The only thing I found a little questionable was the authors’ adamant denial that any of these women (even the ones who lived as men both before and after the war) were lesbians. While I see their point, which is that women had so few options at the time that some might choose to continue to live as men because they preferred a more independent lifestyle, I think it’s a bit silly to think that none of them would be what today would be referred to as “transgendered”. In all, it’s an excellent piece of research on an overlooked area of history.
(I’ve been really out of the blogging game this year. Not sure why, but I just WAS NOT FEELING IT. I’ve been reading at my usual pace, but the effort needed to get online and write up a blog and then copy it to the other blog and blah blah blah was not making the top of my priority list. So I thought “Well, that’s it for book blogging, I guess.” Then one day, I discovered that as I was finishing books, I was feeling inspired to add a little review blurb over at Goodreads (where I diligently keep track of all my book activities). Nothing major or in-depth, but just a little something to let people know what I thought. As time went on, I thought “Maybe I could copy these little blurbs on my blog? They’re obviously not great criticism, but they’re SOMETHING at least.” So that’s what I’m doing. Take it or leave it, people.)
I find John Waters totally adorable. His gleeful enthusiasm for all things tacky, crude, and macabre makes me think that we would probably get along famously. Role Models is a series of essays, loosely gathered under the theme of “role models” but it’s mostly musings on his twisted way of seeing the world. Whether it’s a heartfelt explanation of his friendship with former Manson girl Leslie Van Houten or an in-depth investigation of the lives of underground gay porn filmmakers, Waters brings a boundless curiosity and a certain amount of sweet affection to all his subjects. He’s unapologetic about his own quirks and flaws, which makes him very understanding of the neuroses of others (unless they don’t read, in which case, “don’t fuck them”).
Although a few of his essays can seem a bit endless (the one about his favorite clothing designer reads a bit like the chapter of American Psycho when Patrick Bateman describes in detail each item of clothing and skin care product he owns) most were glorious little blobs of cheerful crudity and giggling chaos.
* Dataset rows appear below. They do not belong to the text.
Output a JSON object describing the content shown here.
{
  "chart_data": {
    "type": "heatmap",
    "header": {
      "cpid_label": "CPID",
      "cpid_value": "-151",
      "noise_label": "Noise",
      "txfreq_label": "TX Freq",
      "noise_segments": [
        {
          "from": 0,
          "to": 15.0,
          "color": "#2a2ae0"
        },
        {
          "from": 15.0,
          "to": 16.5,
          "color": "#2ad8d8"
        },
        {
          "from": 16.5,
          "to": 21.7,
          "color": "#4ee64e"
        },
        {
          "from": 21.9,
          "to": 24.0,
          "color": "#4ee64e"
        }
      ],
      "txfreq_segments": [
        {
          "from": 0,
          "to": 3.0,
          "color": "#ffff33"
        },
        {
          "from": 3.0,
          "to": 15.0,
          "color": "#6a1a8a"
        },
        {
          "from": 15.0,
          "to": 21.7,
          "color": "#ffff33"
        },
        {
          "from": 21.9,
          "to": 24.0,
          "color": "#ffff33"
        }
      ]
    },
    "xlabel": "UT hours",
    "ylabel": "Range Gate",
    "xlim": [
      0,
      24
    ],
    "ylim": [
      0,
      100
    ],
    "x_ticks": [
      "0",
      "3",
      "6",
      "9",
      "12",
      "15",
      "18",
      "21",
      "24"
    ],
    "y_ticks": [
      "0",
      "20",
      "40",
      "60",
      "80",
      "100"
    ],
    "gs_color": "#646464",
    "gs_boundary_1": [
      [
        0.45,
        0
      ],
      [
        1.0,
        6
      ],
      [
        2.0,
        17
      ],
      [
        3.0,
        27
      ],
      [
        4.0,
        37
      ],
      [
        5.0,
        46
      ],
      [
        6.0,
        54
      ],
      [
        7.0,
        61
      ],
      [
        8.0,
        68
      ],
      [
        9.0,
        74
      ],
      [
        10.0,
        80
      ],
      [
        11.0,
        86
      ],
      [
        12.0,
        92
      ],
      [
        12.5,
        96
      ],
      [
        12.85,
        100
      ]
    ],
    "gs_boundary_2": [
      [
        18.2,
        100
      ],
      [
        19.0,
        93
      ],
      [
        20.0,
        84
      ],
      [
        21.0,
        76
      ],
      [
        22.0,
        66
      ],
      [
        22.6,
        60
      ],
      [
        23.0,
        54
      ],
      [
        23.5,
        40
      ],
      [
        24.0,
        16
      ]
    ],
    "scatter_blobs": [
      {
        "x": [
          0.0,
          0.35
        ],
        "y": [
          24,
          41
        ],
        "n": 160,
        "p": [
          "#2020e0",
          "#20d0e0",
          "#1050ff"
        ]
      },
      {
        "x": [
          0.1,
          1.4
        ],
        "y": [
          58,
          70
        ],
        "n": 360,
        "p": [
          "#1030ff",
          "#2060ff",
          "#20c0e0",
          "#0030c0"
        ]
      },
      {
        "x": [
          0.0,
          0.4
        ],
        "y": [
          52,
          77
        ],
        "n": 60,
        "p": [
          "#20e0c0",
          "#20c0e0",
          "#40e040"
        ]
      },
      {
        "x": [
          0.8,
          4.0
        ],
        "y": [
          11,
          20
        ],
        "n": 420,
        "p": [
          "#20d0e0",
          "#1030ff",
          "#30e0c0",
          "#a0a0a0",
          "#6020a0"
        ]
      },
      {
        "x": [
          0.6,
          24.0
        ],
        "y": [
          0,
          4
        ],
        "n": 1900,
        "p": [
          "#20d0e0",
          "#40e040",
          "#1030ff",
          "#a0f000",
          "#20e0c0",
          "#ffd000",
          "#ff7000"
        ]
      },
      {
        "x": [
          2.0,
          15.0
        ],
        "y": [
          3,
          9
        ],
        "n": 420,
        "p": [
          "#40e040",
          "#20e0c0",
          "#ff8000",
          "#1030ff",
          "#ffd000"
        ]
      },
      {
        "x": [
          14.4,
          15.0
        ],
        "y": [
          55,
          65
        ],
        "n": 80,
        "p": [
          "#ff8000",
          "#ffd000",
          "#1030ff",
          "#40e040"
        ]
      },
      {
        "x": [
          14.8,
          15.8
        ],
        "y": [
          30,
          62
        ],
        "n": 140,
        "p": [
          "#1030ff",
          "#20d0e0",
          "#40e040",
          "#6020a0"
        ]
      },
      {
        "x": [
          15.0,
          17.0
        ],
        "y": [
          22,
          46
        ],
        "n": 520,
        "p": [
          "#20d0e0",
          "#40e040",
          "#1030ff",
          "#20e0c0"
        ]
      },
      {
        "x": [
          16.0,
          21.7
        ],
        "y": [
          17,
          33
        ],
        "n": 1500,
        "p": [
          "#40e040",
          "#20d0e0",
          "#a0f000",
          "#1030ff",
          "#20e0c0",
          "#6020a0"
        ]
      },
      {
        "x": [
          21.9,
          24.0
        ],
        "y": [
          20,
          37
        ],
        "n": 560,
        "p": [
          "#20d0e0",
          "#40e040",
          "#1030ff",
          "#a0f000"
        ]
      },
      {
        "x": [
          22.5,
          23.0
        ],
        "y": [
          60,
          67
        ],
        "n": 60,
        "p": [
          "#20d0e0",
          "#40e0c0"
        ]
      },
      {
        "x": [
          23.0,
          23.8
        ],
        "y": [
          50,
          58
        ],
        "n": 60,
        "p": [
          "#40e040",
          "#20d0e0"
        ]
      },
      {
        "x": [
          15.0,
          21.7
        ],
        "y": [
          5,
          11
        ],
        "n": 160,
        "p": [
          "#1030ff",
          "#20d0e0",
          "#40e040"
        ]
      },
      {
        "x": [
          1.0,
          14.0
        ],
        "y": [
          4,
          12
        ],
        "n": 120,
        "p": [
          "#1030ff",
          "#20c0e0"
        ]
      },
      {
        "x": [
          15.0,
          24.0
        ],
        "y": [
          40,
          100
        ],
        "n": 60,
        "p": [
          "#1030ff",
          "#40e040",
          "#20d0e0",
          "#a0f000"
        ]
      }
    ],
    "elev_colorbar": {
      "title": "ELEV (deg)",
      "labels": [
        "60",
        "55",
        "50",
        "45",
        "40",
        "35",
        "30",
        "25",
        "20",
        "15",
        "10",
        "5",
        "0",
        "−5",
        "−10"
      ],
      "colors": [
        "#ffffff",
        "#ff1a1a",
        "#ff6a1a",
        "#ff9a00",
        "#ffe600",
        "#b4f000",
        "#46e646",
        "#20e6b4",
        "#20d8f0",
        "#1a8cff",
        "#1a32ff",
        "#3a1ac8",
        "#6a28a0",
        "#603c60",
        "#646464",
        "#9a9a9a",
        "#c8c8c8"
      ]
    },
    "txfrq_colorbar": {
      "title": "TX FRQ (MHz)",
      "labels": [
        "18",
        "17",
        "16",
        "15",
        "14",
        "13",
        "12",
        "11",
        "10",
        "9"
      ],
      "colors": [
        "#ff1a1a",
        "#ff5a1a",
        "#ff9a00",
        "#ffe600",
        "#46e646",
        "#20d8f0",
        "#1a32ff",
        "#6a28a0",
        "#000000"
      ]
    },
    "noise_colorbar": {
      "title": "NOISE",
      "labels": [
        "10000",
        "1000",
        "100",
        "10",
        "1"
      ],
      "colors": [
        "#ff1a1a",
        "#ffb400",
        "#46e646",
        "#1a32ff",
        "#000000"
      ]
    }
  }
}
It’s not for everyone, but if you love his movies, you’ll probably love his books too.
This is a charming little book that The Boyfriend picked up for me while on a business trip to Vancouver. He apparently stumbled upon the author doing a signing, and managed to get a signed copy with a nice dedication for me.
Chuck Bertrand’s voice is pleasant, and he tells stories from his career in the RCMP that vary from humorous to heartbreaking. I really enjoyed this, and felt that Bertrand seems to be the kind of law enforcement officer that everyone hopes for–dedicated to protecting and serving, but with a healthy of dose of humor and common sense.
Although not to everyone’s taste, I found this a quick and sweet read.